One side effect of using this zero-configuration Bonjour protocol is that the network printer does not need a fixed address, so no static DHCP reservations are needed.

Additional feature: the hard disk(s)

The other special feature of the Time Capsule is the embedded hard disk. As expected, this disk is immediately visible in the Mac Mini Finder as a shared resource (authentication with the disk account credentials is required).

tc disk

Access from Windows machines is a bit more complicated, due to the Windows browsing specifics. In a simple workgroup, if no WINS server is available, I could not make the Time Capsule to be visible for browsing from Windows XP machines. However you can access the Time Capsule by using the ‘Search for Computers…’ and then map the network drive to a letter.

tc windisk

Please note that I currently have no plans to use Time Machine, so all the above is related to classic remote disk usage, via AFP or SMB.

The other detail to be noted is the selection of the authentication mechanism; without Time Machine and with Window clients, I thought that With accounts is the most appropriate method.

In addition to the internal hard disk, it is also possible to add external USB disks and export them to the entire network. However, the transfer rates are lower, due to USB bus limitations compared to internal SATA disk.

Additional feature: Guest Network

One interesting feature of the Time Capsule is the possibility to define a separate wireless network, that you can use for your guests. For this separate network DHCP will allocated a separate network, so the machines on your regular network will not be visible. Access to this separate network is possible using a separate authentication mechanism and a separate password.

Missing features

As expected, not all features offered by the Tomato firmware are available on the Time Capsule.

For instance there are no service quality settings. It is not possible to explicitly prioritize traffic and make torrent traffic less important than web traffic.

It is also not possible to update dynamic DNS sites; but since I upgraded my subscription with static IP address, this feature is no longer required.

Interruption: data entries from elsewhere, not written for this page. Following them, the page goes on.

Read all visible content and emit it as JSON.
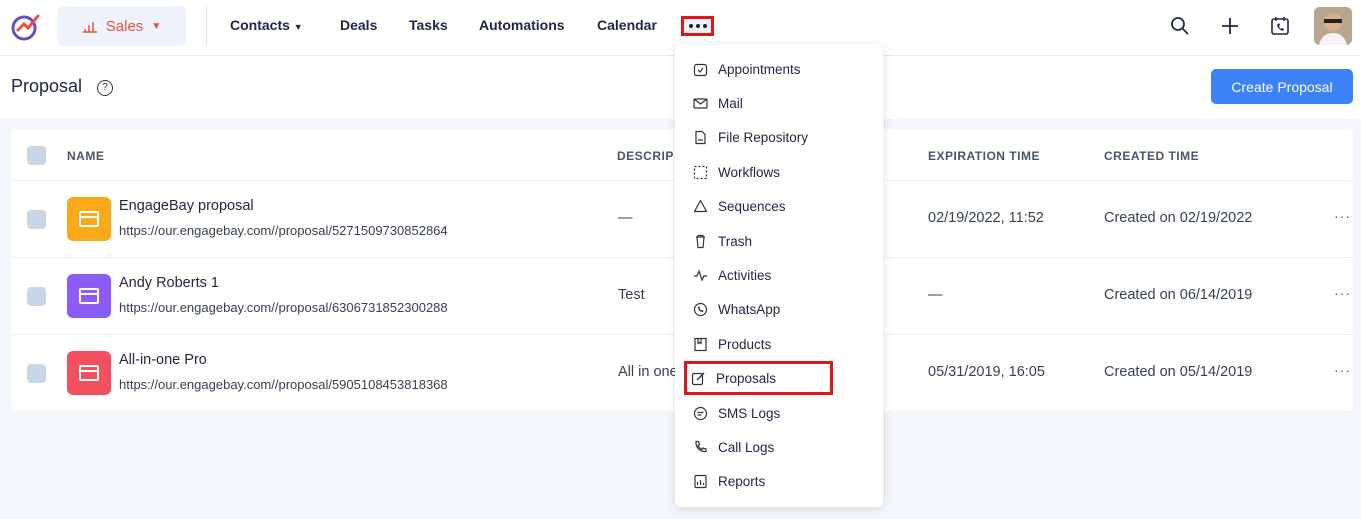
{
  "nav": {
    "sales_label": "Sales",
    "links": [
      "Contacts",
      "Deals",
      "Tasks",
      "Automations",
      "Calendar"
    ]
  },
  "page": {
    "title": "Proposal",
    "help": "?",
    "create_button": "Create Proposal"
  },
  "table": {
    "headers": [
      "NAME",
      "DESCRIP",
      "EXPIRATION TIME",
      "CREATED TIME"
    ],
    "rows": [
      {
        "name": "EngageBay proposal",
        "url": "https://our.engagebay.com//proposal/5271509730852864",
        "description": "—",
        "expiration": "02/19/2022, 11:52",
        "created": "Created on 02/19/2022",
        "icon_color": "#fba919"
      },
      {
        "name": "Andy Roberts 1",
        "url": "https://our.engagebay.com//proposal/6306731852300288",
        "description": "Test",
        "expiration": "—",
        "created": "Created on 06/14/2019",
        "icon_color": "#8b5cf6"
      },
      {
        "name": "All-in-one Pro",
        "url": "https://our.engagebay.com//proposal/5905108453818368",
        "description": "All in one",
        "expiration": "05/31/2019, 16:05",
        "created": "Created on 05/14/2019",
        "icon_color": "#f2505f"
      }
    ],
    "row_more": "···"
  },
  "dropdown": {
    "items": [
      {
        "label": "Appointments",
        "icon": "calendar-check-icon"
      },
      {
        "label": "Mail",
        "icon": "mail-icon"
      },
      {
        "label": "File Repository",
        "icon": "file-icon"
      },
      {
        "label": "Workflows",
        "icon": "workflow-icon"
      },
      {
        "label": "Sequences",
        "icon": "sequence-icon"
      },
      {
        "label": "Trash",
        "icon": "trash-icon"
      },
      {
        "label": "Activities",
        "icon": "activity-icon"
      },
      {
        "label": "WhatsApp",
        "icon": "whatsapp-icon"
      },
      {
        "label": "Products",
        "icon": "product-icon"
      },
      {
        "label": "Proposals",
        "icon": "edit-icon"
      },
      {
        "label": "SMS Logs",
        "icon": "sms-icon"
      },
      {
        "label": "Call Logs",
        "icon": "phone-icon"
      },
      {
        "label": "Reports",
        "icon": "report-icon"
      }
    ],
    "active_item": "Proposals"
  },
  "colors": {
    "accent": "#3b82f6",
    "brand_orange": "#e8513a",
    "highlight": "#e0161d"
  }
}
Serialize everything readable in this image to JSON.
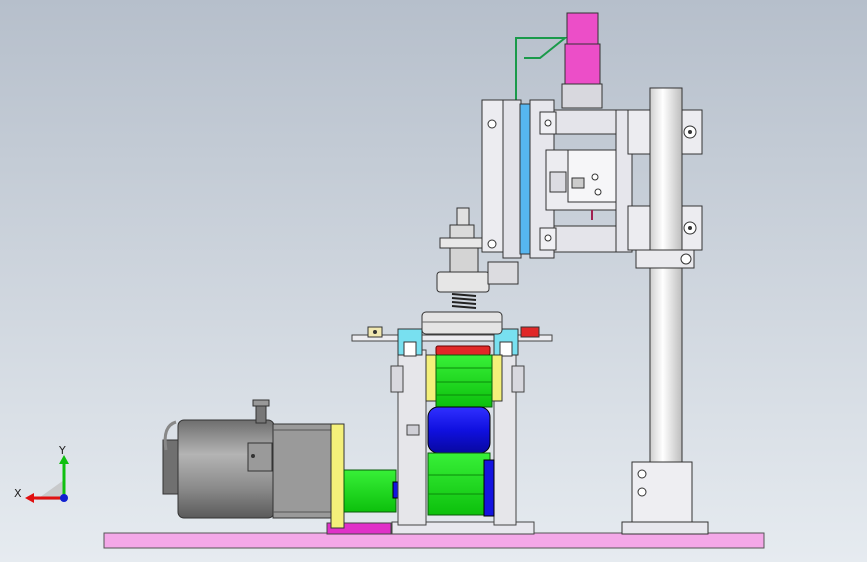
{
  "viewport": {
    "background_top": "#b6bfcb",
    "background_bottom": "#e6ebf0"
  },
  "triad": {
    "x_label": "X",
    "y_label": "Y"
  },
  "colors": {
    "base_plate": "#f4a8e8",
    "magenta": "#e030c8",
    "pink_block": "#ec4ec8",
    "green": "#19e619",
    "blue": "#1414e0",
    "yellow": "#f4f07a",
    "cyan": "#78e0f0",
    "red": "#e02828",
    "motor_body": "#8d8d8d",
    "light_blue_bar": "#56b6f0",
    "axis_red": "#e01010",
    "axis_green": "#10c010",
    "axis_blue": "#1020d0"
  }
}
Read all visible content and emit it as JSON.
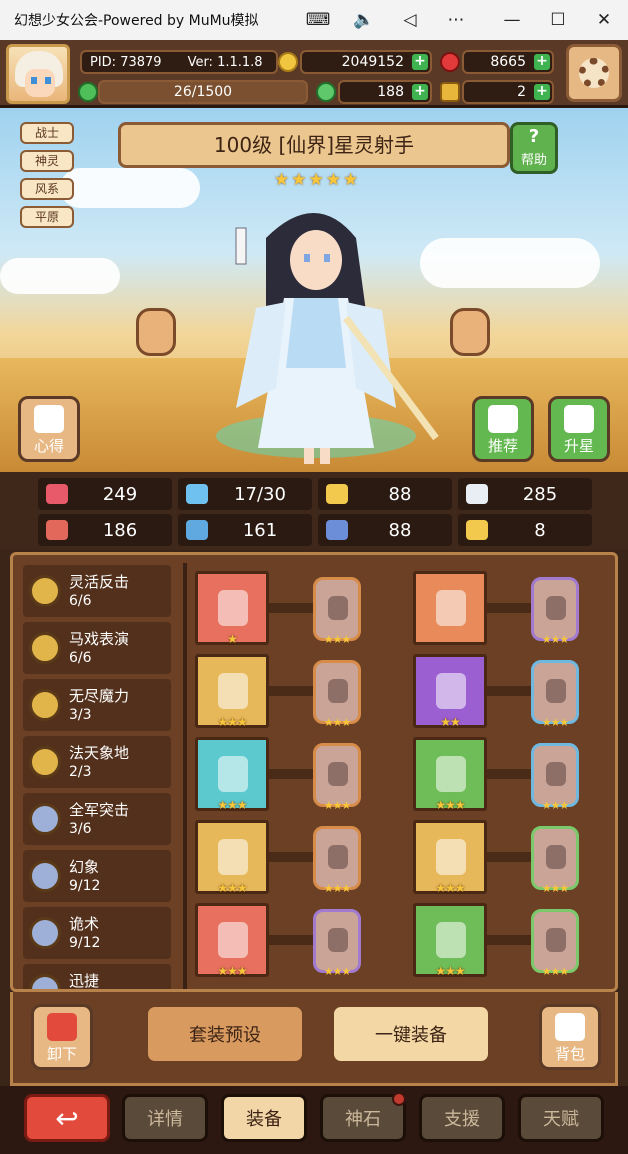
{
  "window": {
    "title": "幻想少女公会-Powered by MuMu模拟",
    "controls": [
      "keyboard-icon",
      "volume-icon",
      "back-icon",
      "more-icon",
      "minimize-icon",
      "maximize-icon",
      "close-icon"
    ]
  },
  "topbar": {
    "pid": "PID: 73879",
    "version": "Ver: 1.1.1.8",
    "gold": "2049152",
    "ruby": "8665",
    "exp": "26/1500",
    "clover": "188",
    "horn": "2"
  },
  "hero": {
    "tags": [
      "战士",
      "神灵",
      "风系",
      "平原"
    ],
    "name": "100级 [仙界]星灵射手",
    "stars": 5,
    "help_label": "帮助",
    "insight_label": "心得",
    "recommend_label": "推荐",
    "upgrade_label": "升星"
  },
  "stats": [
    {
      "icon": "heart-icon",
      "value": "249",
      "color": "#e85a6a"
    },
    {
      "icon": "water-drop-icon",
      "value": "17/30",
      "color": "#6fc2f0"
    },
    {
      "icon": "shield-icon",
      "value": "88",
      "color": "#f2c94c"
    },
    {
      "icon": "wing-icon",
      "value": "285",
      "color": "#e8eef4"
    },
    {
      "icon": "fist-icon",
      "value": "186",
      "color": "#e2685c"
    },
    {
      "icon": "book-icon",
      "value": "161",
      "color": "#5fa9e0"
    },
    {
      "icon": "boot-icon",
      "value": "88",
      "color": "#6c8ed8"
    },
    {
      "icon": "horseshoe-icon",
      "value": "8",
      "color": "#f2c94c"
    }
  ],
  "skills": [
    {
      "name": "灵活反击",
      "count": "6/6",
      "color": "#e2b54a"
    },
    {
      "name": "马戏表演",
      "count": "6/6",
      "color": "#e2b54a"
    },
    {
      "name": "无尽魔力",
      "count": "3/3",
      "color": "#e2b54a"
    },
    {
      "name": "法天象地",
      "count": "2/3",
      "color": "#e2b54a"
    },
    {
      "name": "全军突击",
      "count": "3/6",
      "color": "#9fb0d8"
    },
    {
      "name": "幻象",
      "count": "9/12",
      "color": "#9fb0d8"
    },
    {
      "name": "诡术",
      "count": "9/12",
      "color": "#9fb0d8"
    },
    {
      "name": "迅捷",
      "count": "",
      "color": "#9fb0d8"
    }
  ],
  "equipment": [
    {
      "item": "staff-icon",
      "bg": "#e7705e",
      "stars": "★",
      "rune_border": "#d88c4a",
      "rune_stars": "★★★"
    },
    {
      "item": "golden-crown-icon",
      "bg": "#e88a5a",
      "stars": "",
      "rune_border": "#a27bd1",
      "rune_stars": "★★★"
    },
    {
      "item": "crossed-swords-icon",
      "bg": "#e7b85a",
      "stars": "★★★",
      "rune_border": "#d88c4a",
      "rune_stars": "★★★"
    },
    {
      "item": "green-cloak-icon",
      "bg": "#9b5fd1",
      "stars": "★★",
      "rune_border": "#6fb8e0",
      "rune_stars": "★★★"
    },
    {
      "item": "necklace-icon",
      "bg": "#5cc9cf",
      "stars": "★★★",
      "rune_border": "#d88c4a",
      "rune_stars": "★★★"
    },
    {
      "item": "bandage-icon",
      "bg": "#6fbd58",
      "stars": "★★★",
      "rune_border": "#6fb8e0",
      "rune_stars": "★★★"
    },
    {
      "item": "jewel-amulet-icon",
      "bg": "#e7b85a",
      "stars": "★★★",
      "rune_border": "#d88c4a",
      "rune_stars": "★★★"
    },
    {
      "item": "dark-ring-icon",
      "bg": "#e7b85a",
      "stars": "★★★",
      "rune_border": "#7bc96a",
      "rune_stars": "★★★"
    },
    {
      "item": "bracelet-icon",
      "bg": "#e7705e",
      "stars": "★★★",
      "rune_border": "#a27bd1",
      "rune_stars": "★★★"
    },
    {
      "item": "boots-icon",
      "bg": "#6fbd58",
      "stars": "★★★",
      "rune_border": "#7bc96a",
      "rune_stars": "★★★"
    }
  ],
  "actions": {
    "unequip_label": "卸下",
    "preset_label": "套装预设",
    "auto_equip_label": "一键装备",
    "bag_label": "背包"
  },
  "tabs": [
    {
      "label": "详情",
      "active": false
    },
    {
      "label": "装备",
      "active": true
    },
    {
      "label": "神石",
      "active": false
    },
    {
      "label": "支援",
      "active": false
    },
    {
      "label": "天赋",
      "active": false
    }
  ]
}
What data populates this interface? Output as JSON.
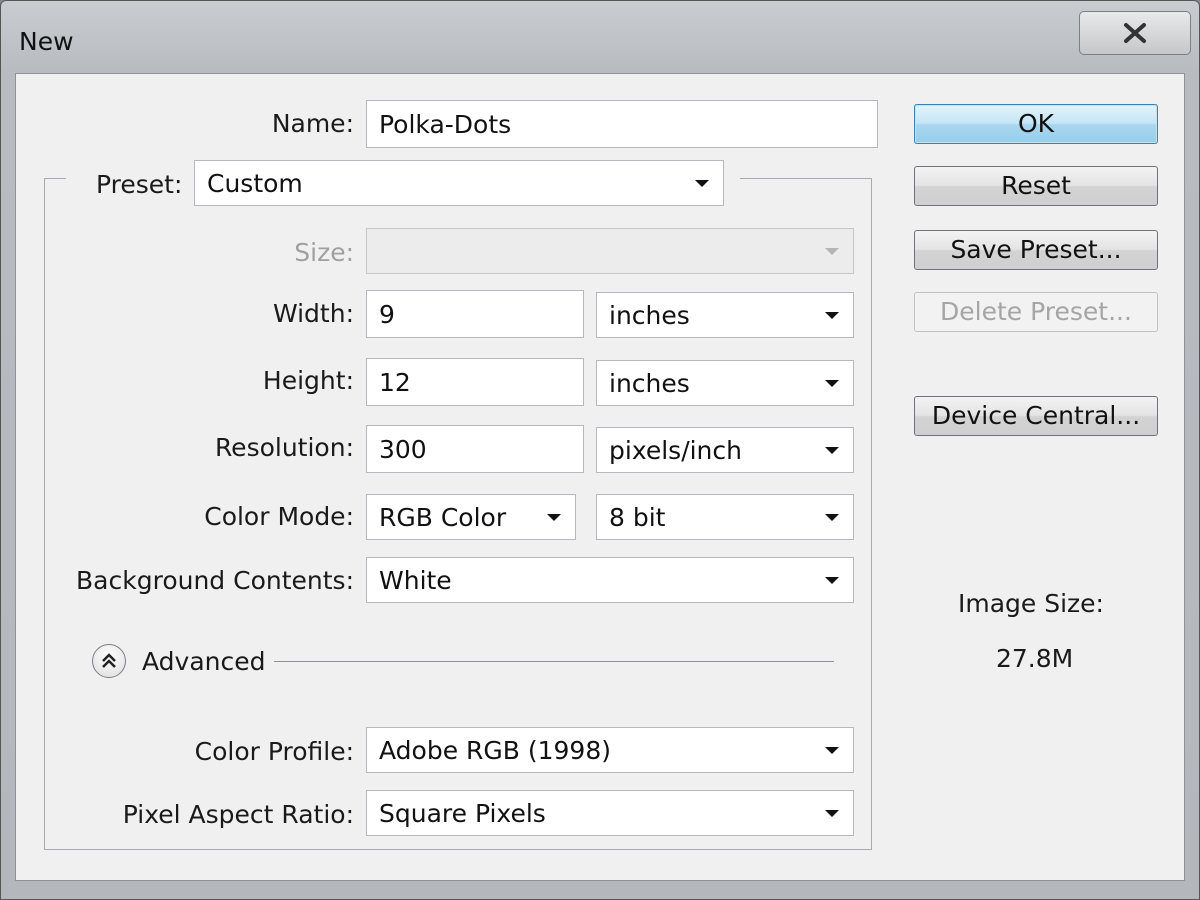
{
  "window": {
    "title": "New",
    "close_icon": "close-x-icon"
  },
  "form": {
    "name_label": "Name:",
    "name_value": "Polka-Dots",
    "preset_label": "Preset:",
    "preset_value": "Custom",
    "size_label": "Size:",
    "size_value": "",
    "width_label": "Width:",
    "width_value": "9",
    "width_unit": "inches",
    "height_label": "Height:",
    "height_value": "12",
    "height_unit": "inches",
    "resolution_label": "Resolution:",
    "resolution_value": "300",
    "resolution_unit": "pixels/inch",
    "color_mode_label": "Color Mode:",
    "color_mode_value": "RGB Color",
    "bit_depth_value": "8 bit",
    "background_label": "Background Contents:",
    "background_value": "White",
    "advanced_label": "Advanced",
    "advanced_icon": "chevron-double-up-icon",
    "color_profile_label": "Color Profile:",
    "color_profile_value": "Adobe RGB (1998)",
    "pixel_aspect_label": "Pixel Aspect Ratio:",
    "pixel_aspect_value": "Square Pixels"
  },
  "buttons": {
    "ok": "OK",
    "reset": "Reset",
    "save_preset": "Save Preset...",
    "delete_preset": "Delete Preset...",
    "device_central": "Device Central..."
  },
  "image_size": {
    "label": "Image Size:",
    "value": "27.8M"
  },
  "colors": {
    "default_button": "#a8d7ef",
    "disabled_text": "#a0a0a0",
    "dialog_background": "#f0f0f0"
  }
}
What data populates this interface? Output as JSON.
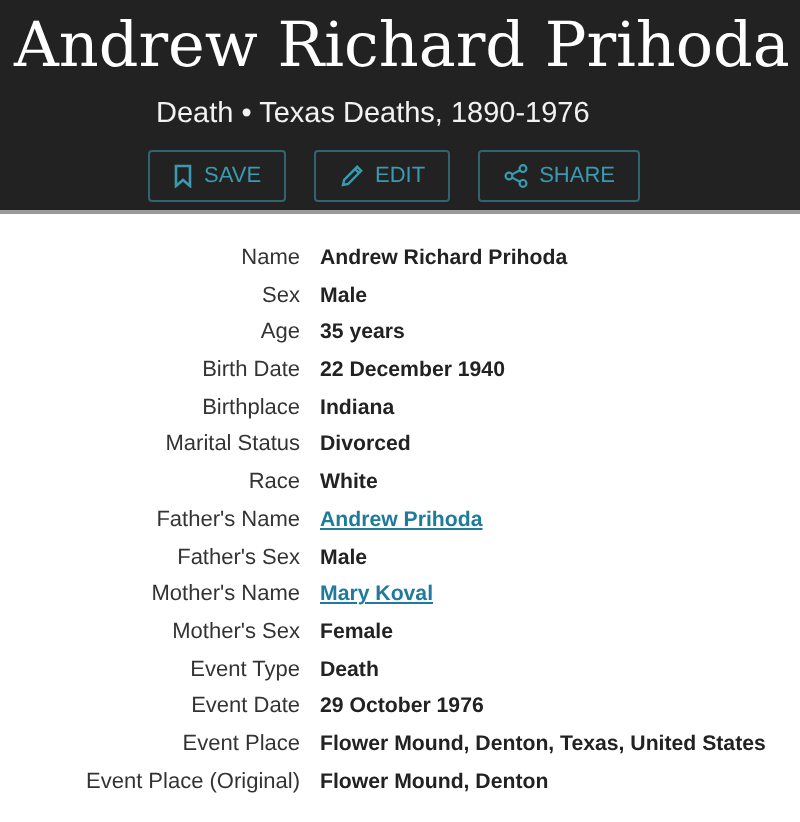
{
  "header": {
    "title": "Andrew Richard Prihoda",
    "subtitle": "Death • Texas Deaths, 1890-1976",
    "buttons": [
      {
        "kind": "save",
        "label": "SAVE"
      },
      {
        "kind": "edit",
        "label": "EDIT"
      },
      {
        "kind": "share",
        "label": "SHARE"
      }
    ]
  },
  "facts": [
    {
      "label": "Name",
      "value": "Andrew Richard Prihoda",
      "kind": "text"
    },
    {
      "label": "Sex",
      "value": "Male",
      "kind": "text"
    },
    {
      "label": "Age",
      "value": "35 years",
      "kind": "text"
    },
    {
      "label": "Birth Date",
      "value": "22 December 1940",
      "kind": "text"
    },
    {
      "label": "Birthplace",
      "value": "Indiana",
      "kind": "text"
    },
    {
      "label": "Marital Status",
      "value": "Divorced",
      "kind": "text"
    },
    {
      "label": "Race",
      "value": "White",
      "kind": "text"
    },
    {
      "label": "Father's Name",
      "value": "Andrew Prihoda",
      "kind": "link"
    },
    {
      "label": "Father's Sex",
      "value": "Male",
      "kind": "text"
    },
    {
      "label": "Mother's Name",
      "value": "Mary Koval",
      "kind": "link"
    },
    {
      "label": "Mother's Sex",
      "value": "Female",
      "kind": "text"
    },
    {
      "label": "Event Type",
      "value": "Death",
      "kind": "text"
    },
    {
      "label": "Event Date",
      "value": "29 October 1976",
      "kind": "text"
    },
    {
      "label": "Event Place",
      "value": "Flower Mound, Denton, Texas, United States",
      "kind": "text"
    },
    {
      "label": "Event Place (Original)",
      "value": "Flower Mound, Denton",
      "kind": "text"
    }
  ]
}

UPnP -> PMP

One of the missing features that made me question the switch to Apple products was the UPnP, since I knew torrent uploads rely on port forwarding, and manually configuring pot forwarding is quite tedious.

Fortunately Apple implemented their own similar protocol, NAT-PMP (Port Mapping Protocol), which is gaining wider acceptance acceptance (currently it is an IETF draft), being also supported by my favourite torrent client, µTorrent.

Conclusions

Although from a reliability point of view the unit may be far from perfect (only time will tell if the new model will suffer or not from the same heat problems as previous models), from a functional point of view the unit is just great; it is easy to configure, performance is reportedly better than most other similar routers, it also acts as a very easy to use print server and also incorporates a large (1-2 TB) hard disk. Not to mention the specific Apple cool look…

Update

Unfortunately the first TimeCapsule devices have a thermal design problem, and after a while the internal disk dies. If if the new models fixed this, the current recommendation is to use specialised servers (like Synology) and completely avoid the TimeCapsule.

About Liviu Ionescu (ilg)
Hi! My name is Liviu Ionescu (ilg, ilegeul or eunete for colleagues and friends) and I’m a senior IT engineer. Or should I say a real programmer?

Leave a Reply

Fill in your details below or click an icon to log in:

WordPress.com Logo

You are commenting using your WordPress.com account. Log Out / Change )

Twitter picture

You are commenting using your Twitter account. Log Out / Change )

Facebook photo

You are commenting using your Facebook account. Log Out / Change )

Google+ photo

You are commenting using your Google+ account. Log Out / Change )

Connecting to %s

%d bloggers like this: